Excerpts from an interface dataset:
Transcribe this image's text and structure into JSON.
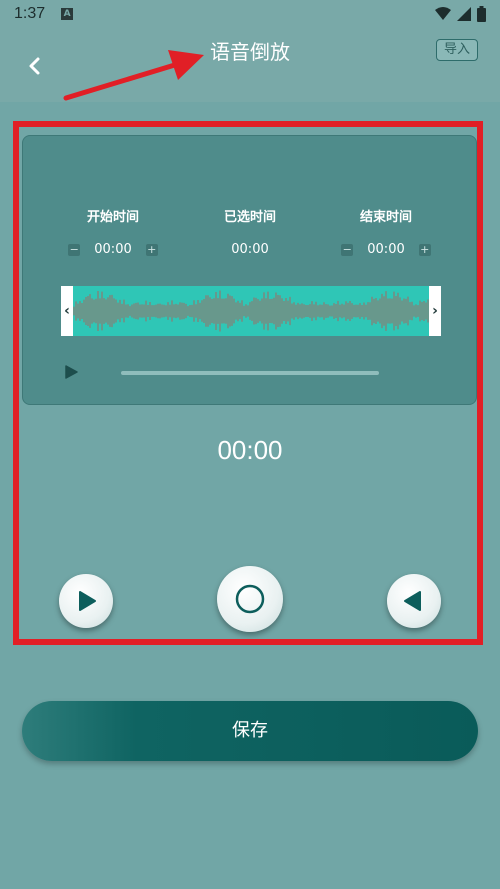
{
  "status_bar": {
    "time": "1:37",
    "notification_badge": "A",
    "icons": [
      "wifi-icon",
      "signal-icon",
      "battery-icon"
    ]
  },
  "header": {
    "title": "语音倒放",
    "import_label": "导入",
    "back_icon": "chevron-left-icon"
  },
  "editor": {
    "start": {
      "label": "开始时间",
      "value": "00:00",
      "minus": "−",
      "plus": "+"
    },
    "selected": {
      "label": "已选时间",
      "value": "00:00"
    },
    "end": {
      "label": "结束时间",
      "value": "00:00",
      "minus": "−",
      "plus": "+"
    },
    "handle_left": "‹",
    "handle_right": "›"
  },
  "playback_time": "00:00",
  "controls": {
    "play_icon": "play-icon",
    "record_icon": "record-icon",
    "reverse_play_icon": "reverse-play-icon"
  },
  "save_label": "保存",
  "colors": {
    "background": "#79a9a8",
    "card": "#4f8c8b",
    "waveform_fill": "#2fc6b6",
    "waveform_lines": "#a16a62",
    "save_button": "#0a5b59",
    "annotation": "#e11f26"
  }
}
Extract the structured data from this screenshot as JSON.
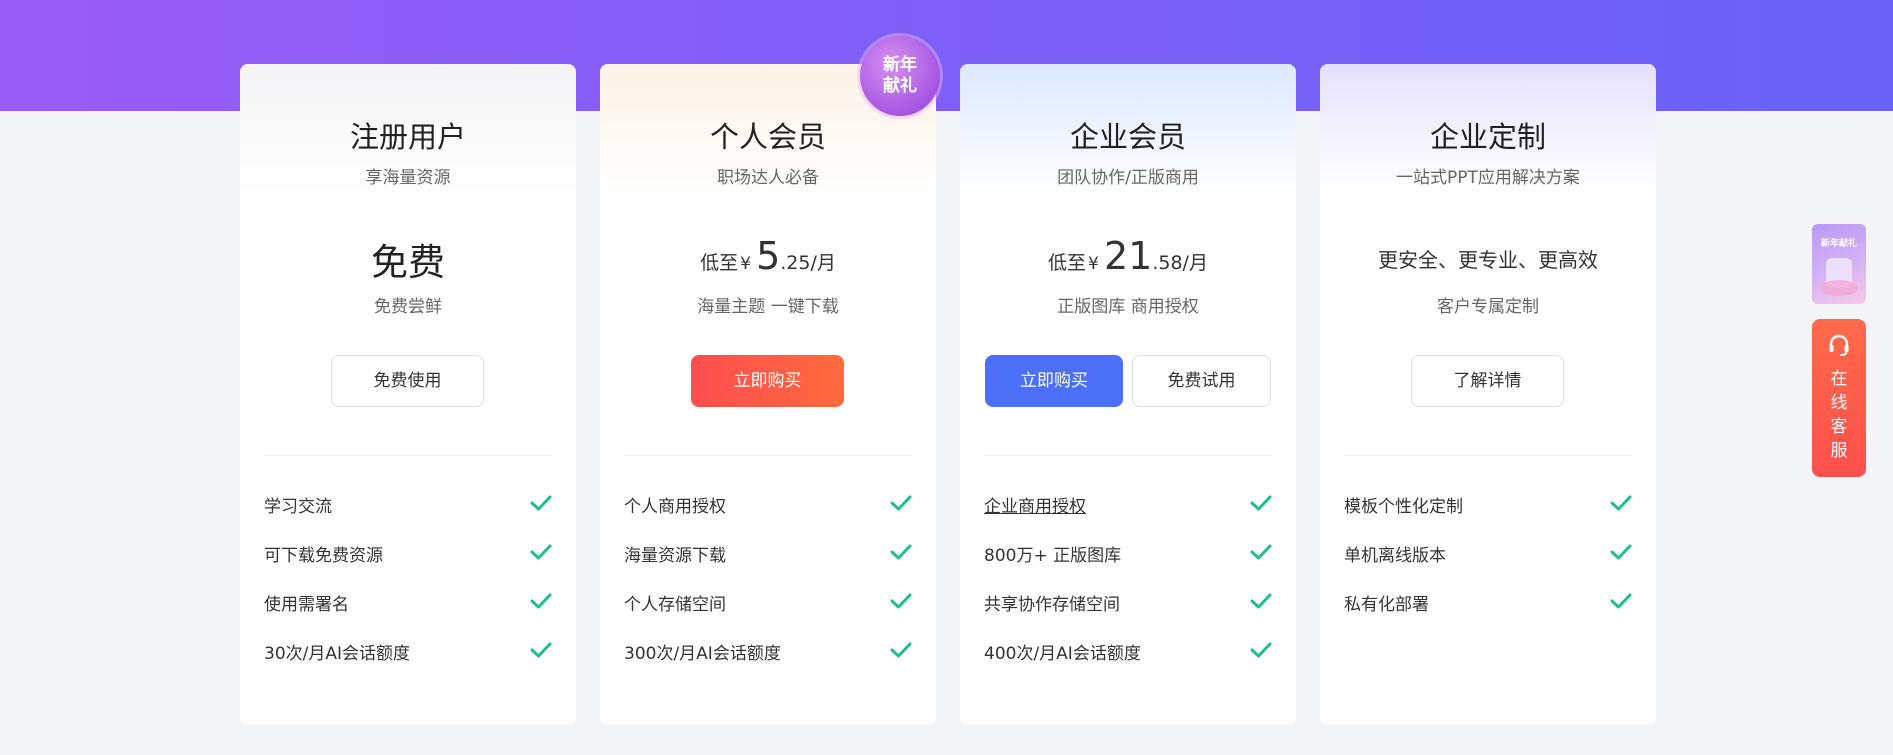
{
  "badge": {
    "line1": "新年",
    "line2": "献礼"
  },
  "plans": [
    {
      "title": "注册用户",
      "subtitle": "享海量资源",
      "price_label": "免费",
      "desc": "免费尝鲜",
      "button": "免费使用",
      "features": [
        "学习交流",
        "可下载免费资源",
        "使用需署名",
        "30次/月AI会话额度"
      ]
    },
    {
      "title": "个人会员",
      "subtitle": "职场达人必备",
      "price_prefix": "低至",
      "currency": "¥",
      "price_int": "5",
      "price_dec": ".25/月",
      "desc": "海量主题 一键下载",
      "button": "立即购买",
      "features": [
        "个人商用授权",
        "海量资源下载",
        "个人存储空间",
        "300次/月AI会话额度"
      ]
    },
    {
      "title": "企业会员",
      "subtitle": "团队协作/正版商用",
      "price_prefix": "低至",
      "currency": "¥",
      "price_int": "21",
      "price_dec": ".58/月",
      "desc": "正版图库 商用授权",
      "button_primary": "立即购买",
      "button_secondary": "免费试用",
      "features": [
        "企业商用授权",
        "800万+ 正版图库",
        "共享协作存储空间",
        "400次/月AI会话额度"
      ]
    },
    {
      "title": "企业定制",
      "subtitle": "一站式PPT应用解决方案",
      "price_label": "更安全、更专业、更高效",
      "desc": "客户专属定制",
      "button": "了解详情",
      "features": [
        "模板个性化定制",
        "单机离线版本",
        "私有化部署"
      ]
    }
  ],
  "side": {
    "promo_text": "新年献礼",
    "service_label": [
      "在",
      "线",
      "客",
      "服"
    ]
  },
  "colors": {
    "banner": "#7b5ff8",
    "check": "#1dbf8f",
    "buy_red": "#fd4d4f",
    "buy_blue": "#4b6ff7",
    "service": "#fe5a4b"
  },
  "icons": {
    "check": "check-icon",
    "headset": "headset-icon"
  }
}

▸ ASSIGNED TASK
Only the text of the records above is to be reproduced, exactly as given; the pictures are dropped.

▸ TASK RESULT
Transcribe this image's text and structure into JSON.
{
  "status_bar": {
    "time": "1:37",
    "notification_badge": "A",
    "icons": [
      "wifi-icon",
      "signal-icon",
      "battery-icon"
    ]
  },
  "header": {
    "title": "语音倒放",
    "import_label": "导入",
    "back_icon": "chevron-left-icon"
  },
  "editor": {
    "start": {
      "label": "开始时间",
      "value": "00:00",
      "minus": "−",
      "plus": "+"
    },
    "selected": {
      "label": "已选时间",
      "value": "00:00"
    },
    "end": {
      "label": "结束时间",
      "value": "00:00",
      "minus": "−",
      "plus": "+"
    },
    "handle_left": "‹",
    "handle_right": "›"
  },
  "playback_time": "00:00",
  "controls": {
    "play_icon": "play-icon",
    "record_icon": "record-icon",
    "reverse_play_icon": "reverse-play-icon"
  },
  "save_label": "保存",
  "colors": {
    "background": "#79a9a8",
    "card": "#4f8c8b",
    "waveform_fill": "#2fc6b6",
    "waveform_lines": "#a16a62",
    "save_button": "#0a5b59",
    "annotation": "#e11f26"
  }
}
Extract the structured data from this screenshot as JSON.
{
  "badge": {
    "line1": "新年",
    "line2": "献礼"
  },
  "plans": [
    {
      "title": "注册用户",
      "subtitle": "享海量资源",
      "price_label": "免费",
      "desc": "免费尝鲜",
      "button": "免费使用",
      "features": [
        "学习交流",
        "可下载免费资源",
        "使用需署名",
        "30次/月AI会话额度"
      ]
    },
    {
      "title": "个人会员",
      "subtitle": "职场达人必备",
      "price_prefix": "低至",
      "currency": "¥",
      "price_int": "5",
      "price_dec": ".25/月",
      "desc": "海量主题 一键下载",
      "button": "立即购买",
      "features": [
        "个人商用授权",
        "海量资源下载",
        "个人存储空间",
        "300次/月AI会话额度"
      ]
    },
    {
      "title": "企业会员",
      "subtitle": "团队协作/正版商用",
      "price_prefix": "低至",
      "currency": "¥",
      "price_int": "21",
      "price_dec": ".58/月",
      "desc": "正版图库 商用授权",
      "button_primary": "立即购买",
      "button_secondary": "免费试用",
      "features": [
        "企业商用授权",
        "800万+ 正版图库",
        "共享协作存储空间",
        "400次/月AI会话额度"
      ]
    },
    {
      "title": "企业定制",
      "subtitle": "一站式PPT应用解决方案",
      "price_label": "更安全、更专业、更高效",
      "desc": "客户专属定制",
      "button": "了解详情",
      "features": [
        "模板个性化定制",
        "单机离线版本",
        "私有化部署"
      ]
    }
  ],
  "side": {
    "promo_text": "新年献礼",
    "service_label": [
      "在",
      "线",
      "客",
      "服"
    ]
  },
  "colors": {
    "banner": "#7b5ff8",
    "check": "#1dbf8f",
    "buy_red": "#fd4d4f",
    "buy_blue": "#4b6ff7",
    "service": "#fe5a4b"
  },
  "icons": {
    "check": "check-icon",
    "headset": "headset-icon"
  }
}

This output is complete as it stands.